Judging from the luxurious lifestyles of the rich and famous, it would seem there’s no denying the wonders of an enriched environment. Even at an epigenetic scale, enhancing your environment properly and with a bit of personal restraint leads to improvements in the brain aplenty, including learning and memory. A team from Emory University characterized the 5hmC dynamics of the brain’s hippocampus, a region where a lot of that fancy book learn’n takes place at an exciting pace, but then slows down as we age, and show what different environments can do to it.
At the molecular level, 5hmC represents about 40% of the brains cytosine modifications and given it’s dynamic nature, it may just unravel many of the brain’s mysteries. By exposing both young and adult mice to an enriched environment (including diet, exercise, and social interactions) here’s what they found in comparison to those living in a more ‘standard’ environment (pizza and beer?):

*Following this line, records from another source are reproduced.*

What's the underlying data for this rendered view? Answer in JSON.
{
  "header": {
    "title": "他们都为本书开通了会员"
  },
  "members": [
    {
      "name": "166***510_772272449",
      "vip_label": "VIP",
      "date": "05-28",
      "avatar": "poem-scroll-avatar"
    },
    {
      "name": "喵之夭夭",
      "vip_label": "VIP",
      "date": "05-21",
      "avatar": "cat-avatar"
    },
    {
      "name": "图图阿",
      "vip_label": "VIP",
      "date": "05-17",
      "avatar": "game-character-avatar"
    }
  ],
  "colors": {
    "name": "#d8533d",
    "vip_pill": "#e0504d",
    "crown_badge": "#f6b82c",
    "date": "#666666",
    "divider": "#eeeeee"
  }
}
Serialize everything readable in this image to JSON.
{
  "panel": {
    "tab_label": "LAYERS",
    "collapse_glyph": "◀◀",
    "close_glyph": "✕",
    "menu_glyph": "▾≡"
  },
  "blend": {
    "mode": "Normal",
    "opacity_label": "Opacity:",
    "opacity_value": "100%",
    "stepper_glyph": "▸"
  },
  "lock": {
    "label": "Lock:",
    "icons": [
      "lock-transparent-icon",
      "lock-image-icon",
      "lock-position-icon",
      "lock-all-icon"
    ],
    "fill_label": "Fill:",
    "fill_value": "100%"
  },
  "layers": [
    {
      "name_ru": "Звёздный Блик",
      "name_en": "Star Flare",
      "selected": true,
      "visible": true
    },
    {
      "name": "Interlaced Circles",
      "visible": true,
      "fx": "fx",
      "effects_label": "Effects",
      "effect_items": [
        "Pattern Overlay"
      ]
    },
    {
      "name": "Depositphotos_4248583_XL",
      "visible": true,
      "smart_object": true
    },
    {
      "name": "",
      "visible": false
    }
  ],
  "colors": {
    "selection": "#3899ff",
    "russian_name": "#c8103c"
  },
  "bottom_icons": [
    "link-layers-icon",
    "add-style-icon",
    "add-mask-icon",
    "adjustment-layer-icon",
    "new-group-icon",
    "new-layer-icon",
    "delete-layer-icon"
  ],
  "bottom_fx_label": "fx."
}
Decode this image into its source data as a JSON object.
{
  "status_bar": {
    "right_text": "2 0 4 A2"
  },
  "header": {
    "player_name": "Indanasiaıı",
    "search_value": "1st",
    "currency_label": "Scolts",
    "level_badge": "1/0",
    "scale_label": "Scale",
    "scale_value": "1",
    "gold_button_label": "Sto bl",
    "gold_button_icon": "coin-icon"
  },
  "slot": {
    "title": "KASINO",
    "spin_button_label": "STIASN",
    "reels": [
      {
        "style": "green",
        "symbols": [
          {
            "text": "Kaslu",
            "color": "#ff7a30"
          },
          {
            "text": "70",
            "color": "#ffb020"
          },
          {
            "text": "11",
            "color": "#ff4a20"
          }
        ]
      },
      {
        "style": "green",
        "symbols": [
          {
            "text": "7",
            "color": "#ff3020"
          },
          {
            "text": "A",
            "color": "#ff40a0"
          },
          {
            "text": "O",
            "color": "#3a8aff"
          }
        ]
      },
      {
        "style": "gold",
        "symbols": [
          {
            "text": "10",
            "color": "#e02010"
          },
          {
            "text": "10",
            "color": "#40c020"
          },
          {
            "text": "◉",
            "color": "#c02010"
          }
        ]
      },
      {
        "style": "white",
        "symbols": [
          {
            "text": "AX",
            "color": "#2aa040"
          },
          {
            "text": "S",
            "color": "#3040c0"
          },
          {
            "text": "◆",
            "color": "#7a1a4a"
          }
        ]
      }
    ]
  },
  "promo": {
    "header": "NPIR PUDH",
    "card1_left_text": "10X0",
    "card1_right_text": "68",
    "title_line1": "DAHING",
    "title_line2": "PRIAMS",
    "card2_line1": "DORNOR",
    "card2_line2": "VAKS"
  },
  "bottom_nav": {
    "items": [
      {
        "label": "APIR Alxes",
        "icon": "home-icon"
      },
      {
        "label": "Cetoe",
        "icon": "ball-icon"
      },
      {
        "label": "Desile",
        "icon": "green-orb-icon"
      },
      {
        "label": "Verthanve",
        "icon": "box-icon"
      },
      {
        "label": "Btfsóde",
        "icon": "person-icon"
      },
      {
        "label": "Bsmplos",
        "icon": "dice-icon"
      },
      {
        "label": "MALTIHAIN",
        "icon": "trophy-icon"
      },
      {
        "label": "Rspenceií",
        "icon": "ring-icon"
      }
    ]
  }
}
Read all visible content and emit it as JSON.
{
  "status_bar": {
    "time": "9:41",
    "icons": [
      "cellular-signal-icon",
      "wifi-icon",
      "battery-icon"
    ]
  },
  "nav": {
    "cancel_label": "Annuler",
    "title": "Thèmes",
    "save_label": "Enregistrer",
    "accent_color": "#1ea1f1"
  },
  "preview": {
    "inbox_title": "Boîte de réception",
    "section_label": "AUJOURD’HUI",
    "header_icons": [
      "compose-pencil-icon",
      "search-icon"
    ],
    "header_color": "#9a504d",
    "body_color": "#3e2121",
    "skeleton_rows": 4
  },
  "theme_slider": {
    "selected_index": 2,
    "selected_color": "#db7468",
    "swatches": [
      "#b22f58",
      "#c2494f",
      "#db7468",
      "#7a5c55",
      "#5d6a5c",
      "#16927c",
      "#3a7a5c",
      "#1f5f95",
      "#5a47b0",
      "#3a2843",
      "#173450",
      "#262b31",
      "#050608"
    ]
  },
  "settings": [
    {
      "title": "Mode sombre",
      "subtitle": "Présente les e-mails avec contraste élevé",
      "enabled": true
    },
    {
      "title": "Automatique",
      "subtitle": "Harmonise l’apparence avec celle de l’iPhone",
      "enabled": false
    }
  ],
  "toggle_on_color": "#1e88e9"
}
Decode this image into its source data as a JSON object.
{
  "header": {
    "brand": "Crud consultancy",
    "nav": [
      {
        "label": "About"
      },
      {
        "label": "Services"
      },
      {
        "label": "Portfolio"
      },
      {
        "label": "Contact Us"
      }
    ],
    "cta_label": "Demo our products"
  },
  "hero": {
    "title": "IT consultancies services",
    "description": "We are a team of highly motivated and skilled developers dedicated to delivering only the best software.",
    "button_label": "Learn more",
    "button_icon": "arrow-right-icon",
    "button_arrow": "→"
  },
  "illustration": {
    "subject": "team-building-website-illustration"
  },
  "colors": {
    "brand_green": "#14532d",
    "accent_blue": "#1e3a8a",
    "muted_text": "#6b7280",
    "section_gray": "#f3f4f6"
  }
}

- Significant improvements from the aged mice in learning and memory tasks.
- A reduction of 5hmC abundance in the brain’s hippocampus.
- Adding function to finding, the reduction of hippocampal 5hmC is enriched for in the gene bodies of axon guidance genes that are responsible for establishing neural connections.
The findings leave the team concluding that enjoying the luxuries of life may modulate 5hmC dynamics in the hippocampus, where it contributes to improvements in aged brains.
In the bigger picture, this research also gives a solid of example of gene-environment interactions mediated by epigenomic dynamics affecting one of nature’s most complex traits.
Enrich your science over at Genomics, September 2014